A while back I attended a marital enrichment workshop presented by a family service agency. Participants were presented with many lists of how to foster the "perfect relationship." Top Ten Things to Do in a Marriage; Marital Don'ts (fourteen); Marital Do's (fourteen); Predictors of Healthy Marriages (sixteen measurements); Communicating to Be Helpful (eight points); Top Ten Strategies to Improve Communication; Men and Intimacy (ten pointers); and more. All totaled, participants received thirteen formulas for everything from "difficulties when listening" to "how to reveal one's innermost thoughts."

These recipes can be useful as springboards to discussions and self evaluation. However, these "lists," when viewed without proper context, can also create unrealistic expectations and can actually sometimes lead to more relationship problems, not fewer.

Every individual is unique. So, too, two people make for a one-of-a-kind relationship. Relationship success comes first and foremost from finding unique, tailored solutions and strategies to everyday relationship challenges.

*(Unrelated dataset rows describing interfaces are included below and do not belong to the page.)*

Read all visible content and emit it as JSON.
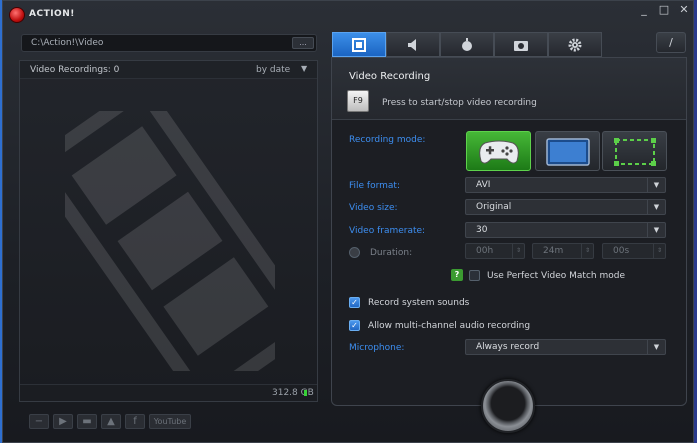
{
  "window": {
    "title": "ACTION!",
    "controls": {
      "minimize": "_",
      "maximize": "□",
      "close": "✕"
    }
  },
  "path": {
    "value": "C:\\Action!\\Video",
    "browse_label": "..."
  },
  "recordings": {
    "count_label": "Video Recordings: 0",
    "sort_label": "by date",
    "disk_free": "312.8 GB"
  },
  "bottom_toolbar": {
    "youtube_label": "YouTube"
  },
  "tabs": [
    {
      "name": "video",
      "icon": "film-icon",
      "active": true
    },
    {
      "name": "audio",
      "icon": "speaker-icon",
      "active": false
    },
    {
      "name": "benchmark",
      "icon": "stopwatch-icon",
      "active": false
    },
    {
      "name": "screenshot",
      "icon": "camera-icon",
      "active": false
    },
    {
      "name": "settings",
      "icon": "gear-icon",
      "active": false
    }
  ],
  "video_recording": {
    "title": "Video Recording",
    "hotkey": "F9",
    "hotkey_hint": "Press to start/stop video recording"
  },
  "form": {
    "recording_mode_label": "Recording mode:",
    "modes": [
      {
        "name": "game",
        "icon": "gamepad-icon",
        "active": true
      },
      {
        "name": "desktop",
        "icon": "monitor-icon",
        "active": false
      },
      {
        "name": "region",
        "icon": "region-select-icon",
        "active": false
      }
    ],
    "file_format_label": "File format:",
    "file_format": "AVI",
    "video_size_label": "Video size:",
    "video_size": "Original",
    "framerate_label": "Video framerate:",
    "framerate": "30",
    "duration_label": "Duration:",
    "duration_hours": "00h",
    "duration_minutes": "24m",
    "duration_seconds": "00s",
    "perfect_match_label": "Use Perfect Video Match mode",
    "record_system_sounds_label": "Record system sounds",
    "multichannel_label": "Allow multi-channel audio recording",
    "microphone_label": "Microphone:",
    "microphone": "Always record"
  },
  "colors": {
    "accent": "#3d8ef0",
    "active_mode": "#3aa82e",
    "record_led": "#38d238"
  }
}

Let me share with you an example of one such tailored solution:

I once worked with a couple that was constantly bickering. The wife was very critical of her husband. Whatever he did was not good enough. She felt that she could not accept him as he was. The husband, in turn, would respond by ignoring her and staying away by keeping long hours at work. This further aggravated and irritated his wife who already felt lonely and isolated. They had repeated this vicious cycle for years and it was wearing them both out with despair and making the kids anxious and insecure.

I advised the woman to lower her expectations of her husband and overlook many of the things he did that bothered her. "If they are small things just ignore them," I told her. As for those issues that were important to her, rather than voicing them as complaints, I urged her to express them as positive behavioral requests. For example, if she couldn't stand that he left his dirty clothes on the floor, instead of complaining, she should calmly and respectfully request that he put his dirty clothes in the hamper, and thank him when he did.

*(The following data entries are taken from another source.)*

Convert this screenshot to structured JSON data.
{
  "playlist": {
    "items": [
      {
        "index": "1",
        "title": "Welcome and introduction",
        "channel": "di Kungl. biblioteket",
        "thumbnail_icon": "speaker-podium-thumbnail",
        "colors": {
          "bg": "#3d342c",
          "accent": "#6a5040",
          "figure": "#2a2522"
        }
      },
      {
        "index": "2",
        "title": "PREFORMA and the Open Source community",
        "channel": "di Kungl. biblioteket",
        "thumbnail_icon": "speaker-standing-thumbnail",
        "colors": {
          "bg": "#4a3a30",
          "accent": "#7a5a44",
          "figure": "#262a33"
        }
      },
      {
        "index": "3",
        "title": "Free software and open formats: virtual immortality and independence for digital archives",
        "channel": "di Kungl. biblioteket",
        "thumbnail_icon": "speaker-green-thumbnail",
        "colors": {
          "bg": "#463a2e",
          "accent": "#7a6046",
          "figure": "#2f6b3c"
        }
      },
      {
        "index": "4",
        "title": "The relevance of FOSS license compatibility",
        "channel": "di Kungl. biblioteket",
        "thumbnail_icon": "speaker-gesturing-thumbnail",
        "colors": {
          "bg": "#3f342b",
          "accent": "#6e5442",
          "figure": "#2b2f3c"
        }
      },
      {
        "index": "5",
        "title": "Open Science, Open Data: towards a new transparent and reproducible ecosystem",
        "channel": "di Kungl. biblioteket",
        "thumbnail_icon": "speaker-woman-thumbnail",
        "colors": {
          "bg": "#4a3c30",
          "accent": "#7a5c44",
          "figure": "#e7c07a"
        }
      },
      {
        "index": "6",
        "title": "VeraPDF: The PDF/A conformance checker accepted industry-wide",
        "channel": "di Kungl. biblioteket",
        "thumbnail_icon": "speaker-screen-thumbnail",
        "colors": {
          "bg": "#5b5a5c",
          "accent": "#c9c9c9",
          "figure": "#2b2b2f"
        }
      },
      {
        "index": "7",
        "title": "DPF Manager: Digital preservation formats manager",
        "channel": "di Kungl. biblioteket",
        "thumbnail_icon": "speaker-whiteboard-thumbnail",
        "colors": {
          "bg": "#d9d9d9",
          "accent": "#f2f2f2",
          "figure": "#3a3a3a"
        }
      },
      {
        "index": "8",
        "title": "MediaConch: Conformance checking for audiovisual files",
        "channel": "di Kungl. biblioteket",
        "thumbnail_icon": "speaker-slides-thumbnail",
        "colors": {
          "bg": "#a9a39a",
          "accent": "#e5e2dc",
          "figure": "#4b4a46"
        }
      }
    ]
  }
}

She tried this new approach and discovered that it worked. Her husband, not feeling attacked, since her requests were presented politely and with respect rather than as complaints, found it much more agreeable to accommodate her wishes, rather than resist as he did in the past. Like a miraculous medicine, this goodwill and acceptance spread out into many other areas of their relationship.

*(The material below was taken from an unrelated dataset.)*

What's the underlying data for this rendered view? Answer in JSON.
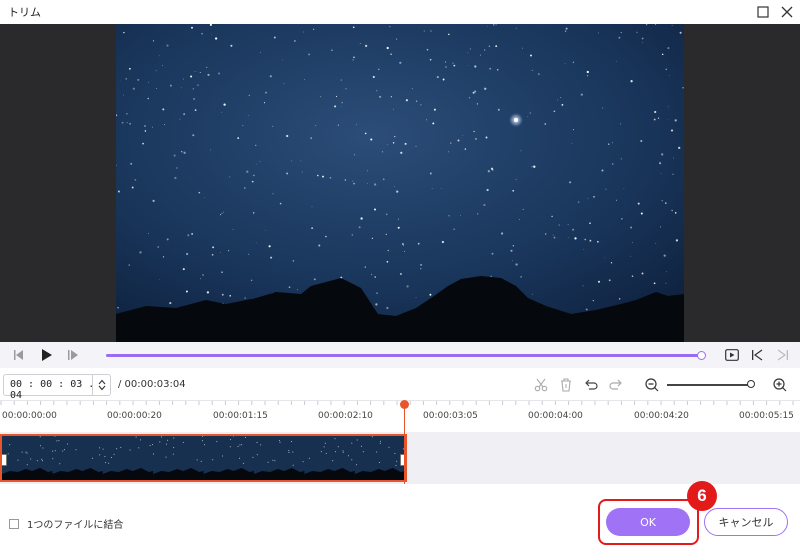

Even more important than his simply doing what she wanted, she now reached out to his potential and he grew and improved as a person. This new view of him created a home environment that was friendly and upbeat and healthy for the children. This in turn, further encouraged additional positive change and growth in many other areas of the marriage. In the end, both felt more accepted and their differences acknowledged rather than judged. Over time the old wounds healed and they became happy and confident in their marriage.

This was their particular creative and individualized solution to a long standing marital problem. It was a solution created by understanding the unique dynamics of this couple.

In marriage, success comes from working toward creative individualized solutions to relationship problems and challenges. We are not only different on the outside; our face, fingerprints etc., but we are also unique on the inside. If a marriage is to be truly satisfying, it must honor this distinctiveness.